## [EXERCISE GOAL]
"this" is the word to look for; copy each line of the listing where it occurs.

## [EXERCISE INPUT]
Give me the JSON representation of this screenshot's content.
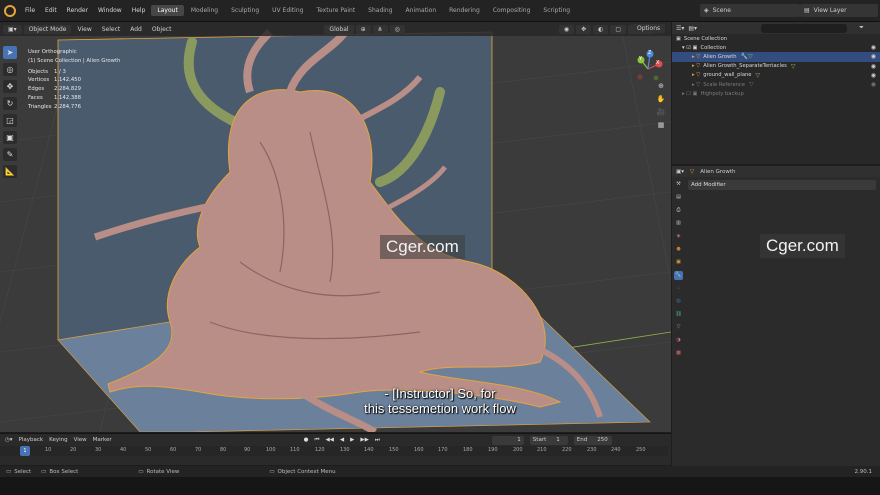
{
  "topbar": {
    "menu": [
      "File",
      "Edit",
      "Render",
      "Window",
      "Help"
    ],
    "workspaces": [
      "Layout",
      "Modeling",
      "Sculpting",
      "UV Editing",
      "Texture Paint",
      "Shading",
      "Animation",
      "Rendering",
      "Compositing",
      "Scripting"
    ],
    "active_workspace": "Layout",
    "scene": "Scene",
    "view_layer": "View Layer"
  },
  "viewport": {
    "header": {
      "mode": "Object Mode",
      "view": "View",
      "select": "Select",
      "add": "Add",
      "object": "Object",
      "transform_orientation": "Global",
      "options": "Options"
    },
    "overlay_info": {
      "view_name": "User Orthographic",
      "collection_path": "(1) Scene Collection | Alien Growth",
      "stats": [
        {
          "key": "Objects",
          "value": "1 / 3"
        },
        {
          "key": "Vertices",
          "value": "1,142,450"
        },
        {
          "key": "Edges",
          "value": "2,284,829"
        },
        {
          "key": "Faces",
          "value": "1,142,388"
        },
        {
          "key": "Triangles",
          "value": "2,284,776"
        }
      ]
    },
    "gizmo": {
      "x": "X",
      "y": "Y",
      "z": "Z"
    },
    "subtitle": {
      "line1": "- [Instructor] So, for",
      "line2": "this tessemetion work flow"
    },
    "watermark": "Cger.com"
  },
  "outliner": {
    "root": "Scene Collection",
    "items": [
      {
        "label": "Collection",
        "indent": 1,
        "selected": false,
        "dim": false
      },
      {
        "label": "Alien Growth",
        "indent": 2,
        "selected": true,
        "dim": false
      },
      {
        "label": "Alien Growth_SeparateTentacles",
        "indent": 2,
        "selected": false,
        "dim": false
      },
      {
        "label": "ground_wall_plane",
        "indent": 2,
        "selected": false,
        "dim": false
      },
      {
        "label": "Scale Reference",
        "indent": 2,
        "selected": false,
        "dim": true
      },
      {
        "label": "Highpoly backup",
        "indent": 1,
        "selected": false,
        "dim": true
      }
    ]
  },
  "properties": {
    "object_name": "Alien Growth",
    "add_modifier": "Add Modifier",
    "watermark": "Cger.com"
  },
  "timeline": {
    "menus": [
      "Playback",
      "Keying",
      "View",
      "Marker"
    ],
    "current_frame": "1",
    "start_label": "Start",
    "start_value": "1",
    "end_label": "End",
    "end_value": "250",
    "ticks": [
      "1",
      "10",
      "20",
      "30",
      "40",
      "50",
      "60",
      "70",
      "80",
      "90",
      "100",
      "110",
      "120",
      "130",
      "140",
      "150",
      "160",
      "170",
      "180",
      "190",
      "200",
      "210",
      "220",
      "230",
      "240",
      "250"
    ]
  },
  "statusbar": {
    "select": "Select",
    "box_select": "Box Select",
    "rotate_view": "Rotate View",
    "context_menu": "Object Context Menu",
    "version": "2.90.1"
  },
  "colors": {
    "accent": "#4772b3",
    "selection_outline": "#e8a33c",
    "model": "#b98e87"
  }
}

## [YOUR SOLUTION]
Give me the JSON representation of this screenshot's content.
      "line2": "this tessemetion work flow"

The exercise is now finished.